A national report released earlier this month identified strong links between youth homelessness and Canada's child welfare system. In this special report, meet young people in Kitchener-Waterloo who are living in the system, those who have made a successful transition into adulthood and out of social care, and hear from the agency responsible for child welfare in Waterloo region.
In this three-part Special Report:
Young people with ties to Canada's child welfare system say 'aging out' out of the support system aimed at children is just one of the challenges facing homeless young people trying to break out of the social care cycle.
"No one's the exact same," one says. "You can't put rules, rules, rules, when everyone is different.

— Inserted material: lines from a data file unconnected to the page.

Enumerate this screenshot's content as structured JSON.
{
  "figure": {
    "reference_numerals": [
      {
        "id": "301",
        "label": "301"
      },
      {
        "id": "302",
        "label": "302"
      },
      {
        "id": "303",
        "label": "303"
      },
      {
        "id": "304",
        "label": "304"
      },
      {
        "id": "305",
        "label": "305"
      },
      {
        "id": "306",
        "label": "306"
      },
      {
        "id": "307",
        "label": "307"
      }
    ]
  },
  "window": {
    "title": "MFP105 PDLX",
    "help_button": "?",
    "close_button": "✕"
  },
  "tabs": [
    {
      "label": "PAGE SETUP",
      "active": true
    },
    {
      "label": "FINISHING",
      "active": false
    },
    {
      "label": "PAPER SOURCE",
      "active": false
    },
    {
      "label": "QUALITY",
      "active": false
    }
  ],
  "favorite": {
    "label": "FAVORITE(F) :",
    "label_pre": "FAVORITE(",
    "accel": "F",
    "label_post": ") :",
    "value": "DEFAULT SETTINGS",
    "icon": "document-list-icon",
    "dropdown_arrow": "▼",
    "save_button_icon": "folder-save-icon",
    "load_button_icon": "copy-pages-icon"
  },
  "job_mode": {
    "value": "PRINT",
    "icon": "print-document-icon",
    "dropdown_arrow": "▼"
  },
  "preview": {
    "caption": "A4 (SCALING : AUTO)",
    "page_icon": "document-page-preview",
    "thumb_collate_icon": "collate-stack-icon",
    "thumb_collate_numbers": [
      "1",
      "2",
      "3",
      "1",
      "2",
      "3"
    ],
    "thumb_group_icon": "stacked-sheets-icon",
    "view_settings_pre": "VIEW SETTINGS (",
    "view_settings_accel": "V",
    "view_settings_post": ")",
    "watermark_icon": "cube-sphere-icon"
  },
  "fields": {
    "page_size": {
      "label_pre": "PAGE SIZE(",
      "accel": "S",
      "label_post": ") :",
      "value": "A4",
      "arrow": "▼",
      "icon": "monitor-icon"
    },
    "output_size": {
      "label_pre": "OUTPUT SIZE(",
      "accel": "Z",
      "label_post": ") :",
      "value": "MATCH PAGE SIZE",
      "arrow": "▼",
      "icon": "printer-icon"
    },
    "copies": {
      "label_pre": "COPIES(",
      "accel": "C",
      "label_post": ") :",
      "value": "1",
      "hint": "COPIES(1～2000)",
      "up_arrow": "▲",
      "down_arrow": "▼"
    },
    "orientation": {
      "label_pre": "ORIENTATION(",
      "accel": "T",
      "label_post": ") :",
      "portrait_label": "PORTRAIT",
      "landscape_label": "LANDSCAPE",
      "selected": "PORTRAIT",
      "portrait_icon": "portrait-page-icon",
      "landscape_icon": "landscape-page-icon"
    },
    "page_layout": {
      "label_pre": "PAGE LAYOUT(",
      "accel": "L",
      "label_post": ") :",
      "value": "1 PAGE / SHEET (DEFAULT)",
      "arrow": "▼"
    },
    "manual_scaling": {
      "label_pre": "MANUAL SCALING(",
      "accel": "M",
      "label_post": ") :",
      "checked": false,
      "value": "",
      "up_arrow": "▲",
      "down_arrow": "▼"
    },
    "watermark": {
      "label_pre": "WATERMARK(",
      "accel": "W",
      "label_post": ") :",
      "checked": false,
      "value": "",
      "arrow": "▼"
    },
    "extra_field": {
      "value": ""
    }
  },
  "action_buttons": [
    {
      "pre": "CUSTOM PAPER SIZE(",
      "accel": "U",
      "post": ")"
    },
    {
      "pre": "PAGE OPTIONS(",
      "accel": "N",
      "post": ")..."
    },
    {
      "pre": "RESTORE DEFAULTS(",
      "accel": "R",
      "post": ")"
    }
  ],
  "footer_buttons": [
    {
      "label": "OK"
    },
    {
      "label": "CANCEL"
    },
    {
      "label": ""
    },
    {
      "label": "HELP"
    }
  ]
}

What happens if someone has ADHD and can't sit down in a chair for that long?"
Educational opportunities and community support are key when it comes to positive outcomes for youth in the child welfare system, according to the head of a local children's services organization.
"Child welfare needs to be a community response," says Karen Spencer, executive director of Family and Children's Services of Waterloo Region. "It takes a community to raise a child."
In spite of the grim prognosis set out by The Homeless Hub report, some youths who grow up in the child welfare system do make the transition from care to independence. The key, according to two young adults now making the transition, is having adequate supports.
"We don't have family," Julian Hulin says. "We can't just reach out and talk to our family and ask them for the support that we need."